Trusts have failed to hit targets for reducing MRSA and many are not meeting basic standards for hygiene and cleanliness.

The Healthcare Commission’s annual health check found overall performance on hygiene standards had slipped. Dozens of trusts are failing to live up to the hygiene code for cutting hospital infections.

Progress on cutting MRSA levels has been slow and overall performance against the target to reduce the infection is worse than last year.

The findings will ramp up pressure on health service managers struggling to eliminate infections such as MRSA and Clostridium difficile from hospital wards.

However, Healthcare Commission chief executive Anna Walker told HSJ the slip in performance was partly due to the fact that standards on hygiene were much tougher.

The commission looked at trusts’ performance against a raft of core standards.

Of the five standards where national performance was worst, two were linked to hygiene.

A total of 111 trusts failed on one or more standards linked to the tougher hygiene code introduced in October last year.

The commission found 41 trusts failed to comply with a standard that requires them to limit the risk of infection through basic hygiene precautions and cleanliness. A further 14 trusts could not show they met the standard. Last year nearly 93 per cent met the standard, compared with 84 per cent this year.

The number of trusts meeting standards on decontaminating medical devices between patients and providing clean environments has also fallen.

Many trusts are also failing to hit national targets on MRSA, which require a year-on-year improvement. Nine trusts had failed to hit their MRSA targets for two years running.

The findings will boost fears the government will not meet its target of halving MRSA rates by March 2008. In 2006-07, 76 out of 172 acute and specialist trusts met targets on cutting MRSA compared with just over half the year before.

The commission said targets for 2006-07 had been more demanding, yet 59 trusts had managed to keep on track for two years while 25 trusts had improved their performance this year.

‘Infections are being reduced, but progress so far has been slower than planned and this has led to a worsening of trust scores overall,’ the commission’s report said.

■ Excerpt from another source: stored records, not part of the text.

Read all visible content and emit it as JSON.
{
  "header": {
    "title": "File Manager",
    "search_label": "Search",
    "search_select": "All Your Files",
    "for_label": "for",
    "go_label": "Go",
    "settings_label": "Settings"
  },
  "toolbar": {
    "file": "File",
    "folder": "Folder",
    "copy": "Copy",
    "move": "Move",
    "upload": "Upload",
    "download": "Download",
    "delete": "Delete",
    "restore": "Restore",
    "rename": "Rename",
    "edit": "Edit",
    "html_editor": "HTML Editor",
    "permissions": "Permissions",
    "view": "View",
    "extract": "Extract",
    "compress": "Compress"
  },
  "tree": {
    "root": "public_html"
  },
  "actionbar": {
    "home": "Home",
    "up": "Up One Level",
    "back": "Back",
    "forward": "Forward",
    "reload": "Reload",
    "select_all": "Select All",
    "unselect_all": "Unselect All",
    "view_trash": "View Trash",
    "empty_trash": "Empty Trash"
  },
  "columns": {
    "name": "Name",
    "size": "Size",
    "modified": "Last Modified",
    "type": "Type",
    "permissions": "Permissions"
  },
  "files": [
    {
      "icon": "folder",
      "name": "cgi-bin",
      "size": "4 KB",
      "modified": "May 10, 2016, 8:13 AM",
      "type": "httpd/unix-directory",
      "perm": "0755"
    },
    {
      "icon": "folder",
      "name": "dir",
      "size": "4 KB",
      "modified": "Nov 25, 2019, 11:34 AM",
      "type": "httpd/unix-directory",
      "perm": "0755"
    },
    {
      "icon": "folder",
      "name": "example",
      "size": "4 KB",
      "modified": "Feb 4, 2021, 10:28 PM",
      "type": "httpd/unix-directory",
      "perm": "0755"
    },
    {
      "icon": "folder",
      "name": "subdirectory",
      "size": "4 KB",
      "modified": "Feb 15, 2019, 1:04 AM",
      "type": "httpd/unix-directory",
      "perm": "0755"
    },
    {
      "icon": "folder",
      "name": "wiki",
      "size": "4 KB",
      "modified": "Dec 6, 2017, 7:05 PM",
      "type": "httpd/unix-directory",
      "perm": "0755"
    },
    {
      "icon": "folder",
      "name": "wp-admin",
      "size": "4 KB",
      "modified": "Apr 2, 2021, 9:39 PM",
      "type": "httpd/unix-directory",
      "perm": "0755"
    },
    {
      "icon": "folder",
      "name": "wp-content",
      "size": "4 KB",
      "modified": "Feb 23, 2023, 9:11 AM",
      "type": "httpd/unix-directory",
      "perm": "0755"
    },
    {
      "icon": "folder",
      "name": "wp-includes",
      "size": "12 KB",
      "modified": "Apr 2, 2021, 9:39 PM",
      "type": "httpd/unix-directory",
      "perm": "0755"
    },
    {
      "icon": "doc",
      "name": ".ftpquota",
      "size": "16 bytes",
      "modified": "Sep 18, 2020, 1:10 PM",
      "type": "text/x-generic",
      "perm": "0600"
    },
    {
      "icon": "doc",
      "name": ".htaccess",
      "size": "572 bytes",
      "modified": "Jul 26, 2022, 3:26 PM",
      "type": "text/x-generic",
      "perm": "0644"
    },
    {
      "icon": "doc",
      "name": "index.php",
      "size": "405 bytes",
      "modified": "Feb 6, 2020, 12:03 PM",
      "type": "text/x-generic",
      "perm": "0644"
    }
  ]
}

The commission is going into 120 trusts this year as part of efforts to boost hygiene.

‘What we are seeing is that where trusts take infection control seriously you can see dramatic reduction in infection,’ Ms Walker said.

‘What has emerged from all the visits we’re doing at the moment is a similar story to Maidstone and Tunbridge Wells [where C difficile killed at least 90 people] - not in terms of the level of failure but in terms of what it is that needs to be put right.’

She said trust boards must make infection control a priority from the board to the ward.

Other priorities were staff training and ensuring that isolation facilities were in place.

The best and worst

‘Double excellent’ trusts

  • Basingstoke and North Hampshire foundation trust

  • Birmingham Children’s Hospital foundation trust

  • Calderdale and Huddersfield foundation trust

  • Cambridge University Hospitals foundation trust

  • Chelsea and Westminster Hospital foundation trust

  • Chesterfield Royal Hospital foundation trust

  • Frimley Park Hospital foundation trust

  • Guy’s and St Thomas’ foundation trust

  • Heart of England foundation trust

  • Liverpool Women’s Hospital foundation trust

  • Papworth Hospital foundation trust

  • Queen Victoria Hospital foundation trust

  • Royal Marsden foundation trust

  • Salford Royal foundation trust

  • Sheffield Children’s foundation trust

  • Sheffield Teaching Hospitals foundation trust

  • South Essex Partnership foundation trust

  • South Staffordshire Healthcare foundation trust

  • Yeovil District Hospital foundation trust

‘Double weak’ trusts

  • Cumbria primary care trust

  • Devon primary care trust

  • East and North Hertfordshire primary care trust

  • Great Western Ambulance Service trust

  • Leicestershire County and Rutland primary care trust

  • Luton Teaching primary care trust

  • Maidstone and Tunbridge Wells trust

  • Mid Essex primary care trust

  • Northern Devon Healthcare trust

  • Royal Cornwall Hospitals trust

  • Royal United Hospital Bath trust

  • Scarborough and North East Yorkshire Healthcare trust

  • Sheffield primary care trust

  • Surrey and Sussex Healthcare trust

  • Surrey primary care trust

  • West Hertfordshire Hospitals trust

  • West Hertfordshire primary care trust

  • Wiltshire primary care trust

  • Worcestershire Acute Hospitals trust

  • Yorkshire Ambulance Service trust

To read more on infection targets, click here

For more HSJ coverage of the health check, click here